**WHAT YOU HAVE TO DO:**
Reproduce the data that follows precisely.

**INPUT DATA:**

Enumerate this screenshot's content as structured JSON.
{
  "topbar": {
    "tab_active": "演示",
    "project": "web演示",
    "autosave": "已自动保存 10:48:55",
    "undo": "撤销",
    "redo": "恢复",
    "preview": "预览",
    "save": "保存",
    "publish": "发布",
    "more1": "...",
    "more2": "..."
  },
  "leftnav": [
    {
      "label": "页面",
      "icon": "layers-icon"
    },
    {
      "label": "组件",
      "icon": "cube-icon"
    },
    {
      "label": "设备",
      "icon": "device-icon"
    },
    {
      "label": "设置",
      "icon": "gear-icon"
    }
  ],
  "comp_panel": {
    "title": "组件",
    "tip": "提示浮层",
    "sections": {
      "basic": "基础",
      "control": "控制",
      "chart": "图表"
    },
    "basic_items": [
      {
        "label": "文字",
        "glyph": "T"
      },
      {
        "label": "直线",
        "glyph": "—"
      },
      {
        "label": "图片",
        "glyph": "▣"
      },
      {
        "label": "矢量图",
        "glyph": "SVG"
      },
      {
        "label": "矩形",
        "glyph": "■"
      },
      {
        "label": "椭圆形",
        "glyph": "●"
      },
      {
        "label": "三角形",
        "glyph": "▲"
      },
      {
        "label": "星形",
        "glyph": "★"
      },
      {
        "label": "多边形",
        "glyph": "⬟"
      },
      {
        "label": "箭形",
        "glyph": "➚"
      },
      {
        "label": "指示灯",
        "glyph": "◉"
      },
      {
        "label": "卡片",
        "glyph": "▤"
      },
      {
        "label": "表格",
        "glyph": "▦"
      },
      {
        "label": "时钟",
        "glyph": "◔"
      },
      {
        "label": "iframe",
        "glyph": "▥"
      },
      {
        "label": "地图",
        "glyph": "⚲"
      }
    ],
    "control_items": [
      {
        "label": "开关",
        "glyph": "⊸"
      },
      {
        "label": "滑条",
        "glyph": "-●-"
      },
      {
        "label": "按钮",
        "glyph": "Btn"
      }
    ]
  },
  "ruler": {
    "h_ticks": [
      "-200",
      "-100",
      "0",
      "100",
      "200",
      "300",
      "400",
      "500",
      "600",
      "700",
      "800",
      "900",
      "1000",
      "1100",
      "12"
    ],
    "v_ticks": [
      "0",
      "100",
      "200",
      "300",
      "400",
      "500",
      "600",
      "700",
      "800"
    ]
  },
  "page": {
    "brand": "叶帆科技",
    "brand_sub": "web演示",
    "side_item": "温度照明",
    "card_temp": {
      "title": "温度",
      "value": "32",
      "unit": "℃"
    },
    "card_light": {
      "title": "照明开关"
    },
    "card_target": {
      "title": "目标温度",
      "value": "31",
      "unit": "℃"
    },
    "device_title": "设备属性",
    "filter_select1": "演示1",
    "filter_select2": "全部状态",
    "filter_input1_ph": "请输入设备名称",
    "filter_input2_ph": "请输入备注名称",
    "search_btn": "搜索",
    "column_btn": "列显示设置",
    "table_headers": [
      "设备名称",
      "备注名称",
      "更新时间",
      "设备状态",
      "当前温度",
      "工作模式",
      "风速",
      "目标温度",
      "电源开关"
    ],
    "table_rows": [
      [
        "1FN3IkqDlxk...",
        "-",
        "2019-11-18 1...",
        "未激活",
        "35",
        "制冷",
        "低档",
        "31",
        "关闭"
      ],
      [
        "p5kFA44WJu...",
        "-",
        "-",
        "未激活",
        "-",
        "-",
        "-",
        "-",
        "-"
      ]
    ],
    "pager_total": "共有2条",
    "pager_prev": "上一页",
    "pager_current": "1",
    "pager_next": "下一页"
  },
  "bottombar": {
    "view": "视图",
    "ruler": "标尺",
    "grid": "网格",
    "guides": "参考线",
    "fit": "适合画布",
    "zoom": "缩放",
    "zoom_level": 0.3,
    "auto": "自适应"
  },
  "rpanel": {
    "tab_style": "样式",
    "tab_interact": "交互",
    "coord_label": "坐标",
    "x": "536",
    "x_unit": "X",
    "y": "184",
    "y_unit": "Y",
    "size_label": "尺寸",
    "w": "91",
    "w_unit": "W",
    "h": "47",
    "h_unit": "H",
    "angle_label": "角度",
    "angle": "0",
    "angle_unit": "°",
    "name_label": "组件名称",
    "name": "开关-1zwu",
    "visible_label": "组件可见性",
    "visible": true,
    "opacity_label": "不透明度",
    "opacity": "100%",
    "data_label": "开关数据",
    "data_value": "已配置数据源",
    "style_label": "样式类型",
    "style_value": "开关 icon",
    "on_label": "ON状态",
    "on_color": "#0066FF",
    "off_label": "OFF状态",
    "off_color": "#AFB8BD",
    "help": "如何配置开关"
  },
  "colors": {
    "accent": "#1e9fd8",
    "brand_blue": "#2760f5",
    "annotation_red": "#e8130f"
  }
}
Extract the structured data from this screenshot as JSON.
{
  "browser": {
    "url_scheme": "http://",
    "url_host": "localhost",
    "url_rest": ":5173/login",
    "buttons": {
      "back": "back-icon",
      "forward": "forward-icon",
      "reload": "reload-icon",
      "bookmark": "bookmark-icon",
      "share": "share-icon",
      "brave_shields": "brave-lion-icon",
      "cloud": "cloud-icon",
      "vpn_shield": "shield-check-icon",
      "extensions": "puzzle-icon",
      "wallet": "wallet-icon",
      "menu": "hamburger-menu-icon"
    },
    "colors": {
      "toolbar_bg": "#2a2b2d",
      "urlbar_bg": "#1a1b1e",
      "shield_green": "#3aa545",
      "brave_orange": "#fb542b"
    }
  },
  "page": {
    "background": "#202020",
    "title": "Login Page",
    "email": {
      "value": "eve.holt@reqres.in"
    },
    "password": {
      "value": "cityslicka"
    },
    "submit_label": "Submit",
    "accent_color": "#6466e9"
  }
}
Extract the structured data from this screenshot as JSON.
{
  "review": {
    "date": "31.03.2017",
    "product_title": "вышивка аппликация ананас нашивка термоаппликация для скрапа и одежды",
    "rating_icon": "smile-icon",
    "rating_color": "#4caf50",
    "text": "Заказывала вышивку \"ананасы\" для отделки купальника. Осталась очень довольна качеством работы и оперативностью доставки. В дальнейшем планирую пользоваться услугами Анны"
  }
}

**FINISHED EXERCISE:**
Enumerate this screenshot's content as structured JSON.
{
  "topbar": {
    "tab_active": "演示",
    "project": "web演示",
    "autosave": "已自动保存 10:48:55",
    "undo": "撤销",
    "redo": "恢复",
    "preview": "预览",
    "save": "保存",
    "publish": "发布",
    "more1": "...",
    "more2": "..."
  },
  "leftnav": [
    {
      "label": "页面",
      "icon": "layers-icon"
    },
    {
      "label": "组件",
      "icon": "cube-icon"
    },
    {
      "label": "设备",
      "icon": "device-icon"
    },
    {
      "label": "设置",
      "icon": "gear-icon"
    }
  ],
  "comp_panel": {
    "title": "组件",
    "tip": "提示浮层",
    "sections": {
      "basic": "基础",
      "control": "控制",
      "chart": "图表"
    },
    "basic_items": [
      {
        "label": "文字",
        "glyph": "T"
      },
      {
        "label": "直线",
        "glyph": "—"
      },
      {
        "label": "图片",
        "glyph": "▣"
      },
      {
        "label": "矢量图",
        "glyph": "SVG"
      },
      {
        "label": "矩形",
        "glyph": "■"
      },
      {
        "label": "椭圆形",
        "glyph": "●"
      },
      {
        "label": "三角形",
        "glyph": "▲"
      },
      {
        "label": "星形",
        "glyph": "★"
      },
      {
        "label": "多边形",
        "glyph": "⬟"
      },
      {
        "label": "箭形",
        "glyph": "➚"
      },
      {
        "label": "指示灯",
        "glyph": "◉"
      },
      {
        "label": "卡片",
        "glyph": "▤"
      },
      {
        "label": "表格",
        "glyph": "▦"
      },
      {
        "label": "时钟",
        "glyph": "◔"
      },
      {
        "label": "iframe",
        "glyph": "▥"
      },
      {
        "label": "地图",
        "glyph": "⚲"
      }
    ],
    "control_items": [
      {
        "label": "开关",
        "glyph": "⊸"
      },
      {
        "label": "滑条",
        "glyph": "-●-"
      },
      {
        "label": "按钮",
        "glyph": "Btn"
      }
    ]
  },
  "ruler": {
    "h_ticks": [
      "-200",
      "-100",
      "0",
      "100",
      "200",
      "300",
      "400",
      "500",
      "600",
      "700",
      "800",
      "900",
      "1000",
      "1100",
      "12"
    ],
    "v_ticks": [
      "0",
      "100",
      "200",
      "300",
      "400",
      "500",
      "600",
      "700",
      "800"
    ]
  },
  "page": {
    "brand": "叶帆科技",
    "brand_sub": "web演示",
    "side_item": "温度照明",
    "card_temp": {
      "title": "温度",
      "value": "32",
      "unit": "℃"
    },
    "card_light": {
      "title": "照明开关"
    },
    "card_target": {
      "title": "目标温度",
      "value": "31",
      "unit": "℃"
    },
    "device_title": "设备属性",
    "filter_select1": "演示1",
    "filter_select2": "全部状态",
    "filter_input1_ph": "请输入设备名称",
    "filter_input2_ph": "请输入备注名称",
    "search_btn": "搜索",
    "column_btn": "列显示设置",
    "table_headers": [
      "设备名称",
      "备注名称",
      "更新时间",
      "设备状态",
      "当前温度",
      "工作模式",
      "风速",
      "目标温度",
      "电源开关"
    ],
    "table_rows": [
      [
        "1FN3IkqDlxk...",
        "-",
        "2019-11-18 1...",
        "未激活",
        "35",
        "制冷",
        "低档",
        "31",
        "关闭"
      ],
      [
        "p5kFA44WJu...",
        "-",
        "-",
        "未激活",
        "-",
        "-",
        "-",
        "-",
        "-"
      ]
    ],
    "pager_total": "共有2条",
    "pager_prev": "上一页",
    "pager_current": "1",
    "pager_next": "下一页"
  },
  "bottombar": {
    "view": "视图",
    "ruler": "标尺",
    "grid": "网格",
    "guides": "参考线",
    "fit": "适合画布",
    "zoom": "缩放",
    "zoom_level": 0.3,
    "auto": "自适应"
  },
  "rpanel": {
    "tab_style": "样式",
    "tab_interact": "交互",
    "coord_label": "坐标",
    "x": "536",
    "x_unit": "X",
    "y": "184",
    "y_unit": "Y",
    "size_label": "尺寸",
    "w": "91",
    "w_unit": "W",
    "h": "47",
    "h_unit": "H",
    "angle_label": "角度",
    "angle": "0",
    "angle_unit": "°",
    "name_label": "组件名称",
    "name": "开关-1zwu",
    "visible_label": "组件可见性",
    "visible": true,
    "opacity_label": "不透明度",
    "opacity": "100%",
    "data_label": "开关数据",
    "data_value": "已配置数据源",
    "style_label": "样式类型",
    "style_value": "开关 icon",
    "on_label": "ON状态",
    "on_color": "#0066FF",
    "off_label": "OFF状态",
    "off_color": "#AFB8BD",
    "help": "如何配置开关"
  },
  "colors": {
    "accent": "#1e9fd8",
    "brand_blue": "#2760f5",
    "annotation_red": "#e8130f"
  }
}
Extract the structured data from this screenshot as JSON.
{
  "browser": {
    "url_scheme": "http://",
    "url_host": "localhost",
    "url_rest": ":5173/login",
    "buttons": {
      "back": "back-icon",
      "forward": "forward-icon",
      "reload": "reload-icon",
      "bookmark": "bookmark-icon",
      "share": "share-icon",
      "brave_shields": "brave-lion-icon",
      "cloud": "cloud-icon",
      "vpn_shield": "shield-check-icon",
      "extensions": "puzzle-icon",
      "wallet": "wallet-icon",
      "menu": "hamburger-menu-icon"
    },
    "colors": {
      "toolbar_bg": "#2a2b2d",
      "urlbar_bg": "#1a1b1e",
      "shield_green": "#3aa545",
      "brave_orange": "#fb542b"
    }
  },
  "page": {
    "background": "#202020",
    "title": "Login Page",
    "email": {
      "value": "eve.holt@reqres.in"
    },
    "password": {
      "value": "cityslicka"
    },
    "submit_label": "Submit",
    "accent_color": "#6466e9"
  }
}
Extract the structured data from this screenshot as JSON.
{
  "review": {
    "date": "31.03.2017",
    "product_title": "вышивка аппликация ананас нашивка термоаппликация для скрапа и одежды",
    "rating_icon": "smile-icon",
    "rating_color": "#4caf50",
    "text": "Заказывала вышивку \"ананасы\" для отделки купальника. Осталась очень довольна качеством работы и оперативностью доставки. В дальнейшем планирую пользоваться услугами Анны"
  }
}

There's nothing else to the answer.